Paul Thomas Anderson is perhaps the boldest filmmaker working today, and although Magnolia was one of the 1990's most overlooked films, it remains a stunning piece of cinema. It opens up with a five or six minute narration by Ricky Jay, as he explains three distinct incidents revolving around chance and coincidence. This is the framework of Anderson's film, and the results are mind-blowing. By the end, I'm not quite sure I was fully convinced this film actually had to be 188 minutes, but there are so many things in this film that occur without definitive reason that you have to be willing to sit through it. Not many people would read a plot summary about a group of intertwining stories and expect it to be a sprawling epic, but that is exactly what Magnolia is.
To try and explain the plot in this review would be pointless. I can, however, introduce some of the main characters, and the brilliant ensemble performances. Jim Kurring (John C. Reilly) is a police officer, struggling to gain respect within his precinct. Earl Partridge (Jason Robards) is a former TV producer dying of cancer. One of Partridge's last wishes is to see his son, and Earl's nurse, Phil Parma (Philip Seymour Hoffman), will stop at nothing to make sure this man's son makes a visit. His son just happens to be Frank T.J. Mackey (Tom Cruise), a man who gives seminars about taking advantage of women called, "Seduce and Destroy."
There are several more characters here. Linda Partridge (Julianne Moore) is Earl's young trophy wife, struggling with her emotions as her husband is on his deathbed. Donnie Smith (William H. Macy) was a former TV star on the game show "What Do Kids Know?", but he is no longer in the spotlight. Stanley Spector (Jeremy Blackman) is a young boy who is currently the star of that game show, as he leads the kids to victory week after week. Jimmy Gator (Philip Baker Hall) is the host of that game show, and he and his wife (Melinda Dillon) have just learned he is dying of cancer as well. Jimmy tries to inform his daughter, Claudia (Melora Walters), but she will hear none of it.

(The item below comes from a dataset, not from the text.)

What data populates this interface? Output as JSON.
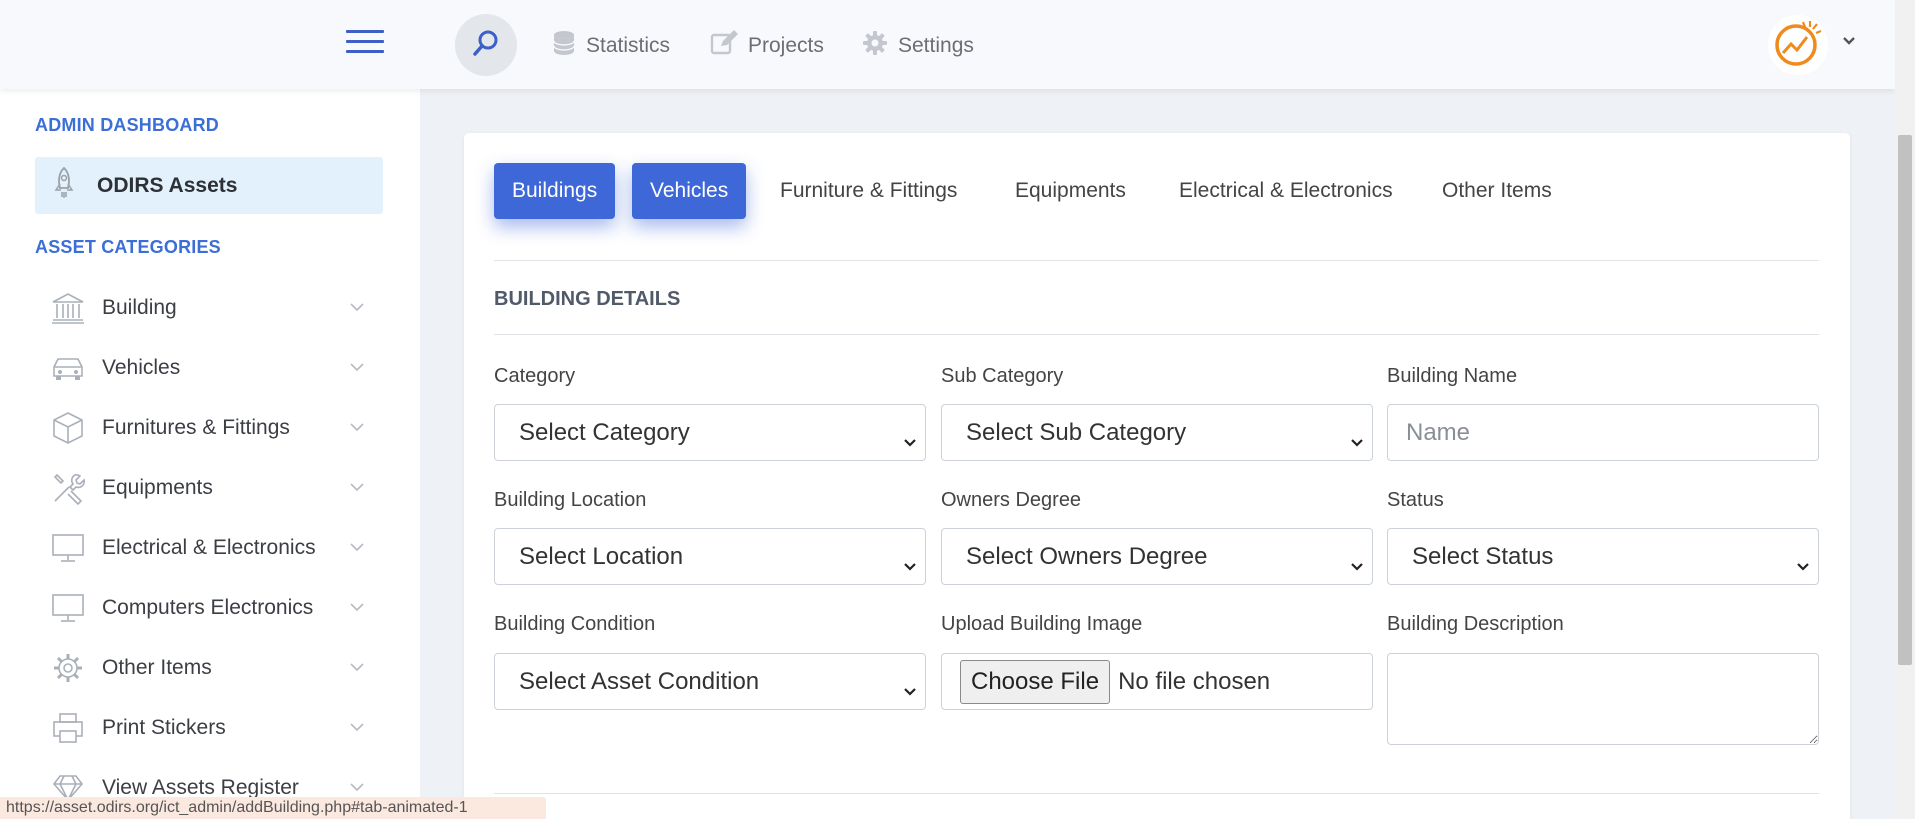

It is unnecessary to go into this film being familiar with each character's story, but I'm sure reading the names of some of those actors makes you want to see this one right away. It is a stunning cast, which surprisingly only received one Oscar nomination. That one nomination went to Tom Cruise's portrayal of Frank Mackie, and he is electrifying. Think about some of Cruise's career-best performances, in films such as Born on the Fourth of July, Minority Report, The Last Samurai, and Collateral. I'm not sure anyone plays intense better than Tom Cruise. He dominates the screen with these fearsome characters, but he always remains under control.
Every other member of the cast is just as good. This has got to be one of the most overlooked ensemble casts of the past twenty years. This is a film built on handfuls of characters and handfuls of stories, and if each actor wasn't able to engage our sympathy, this film could have fallen apart. It is a elaborate web of characters, but there are more parallels present than there appear to be on the surface. The more you think about this film, the more you come to appreciate the nuances and complexities.
This is also an epic with several definitive messages. The aforementioned prologue introduces some of the topics that Anderson is aiming for with this film. Remarkable things are being shown in this film about chance, coincidence, and also second chances. All of these characters are involved in some kind of crisis, and it just so happens that on this seemingly normal rainy day in Los Angeles, California, they might get a shot at salvation.
Regardless of the long running time, this film feels more like a thriller that a flat-out drama. The film features a brilliant soundtrack, with several songs by Aimee Mann, that plays throughout, and it helps to keep you on your seat's edge. All of the conflict that is built up in this film leads to a climactic moment that is unlike anything I've ever seen in a film before. It is one of the most daring, unpredictable climaxes I can remember, and for anyone who sees this film, it is sure to be talked about for quite some time. Magnolia is, like most Anderson films, something that needs to be seen multiple times to fully appreciate, but there is no question that this epic will always have a place among the director's finest work.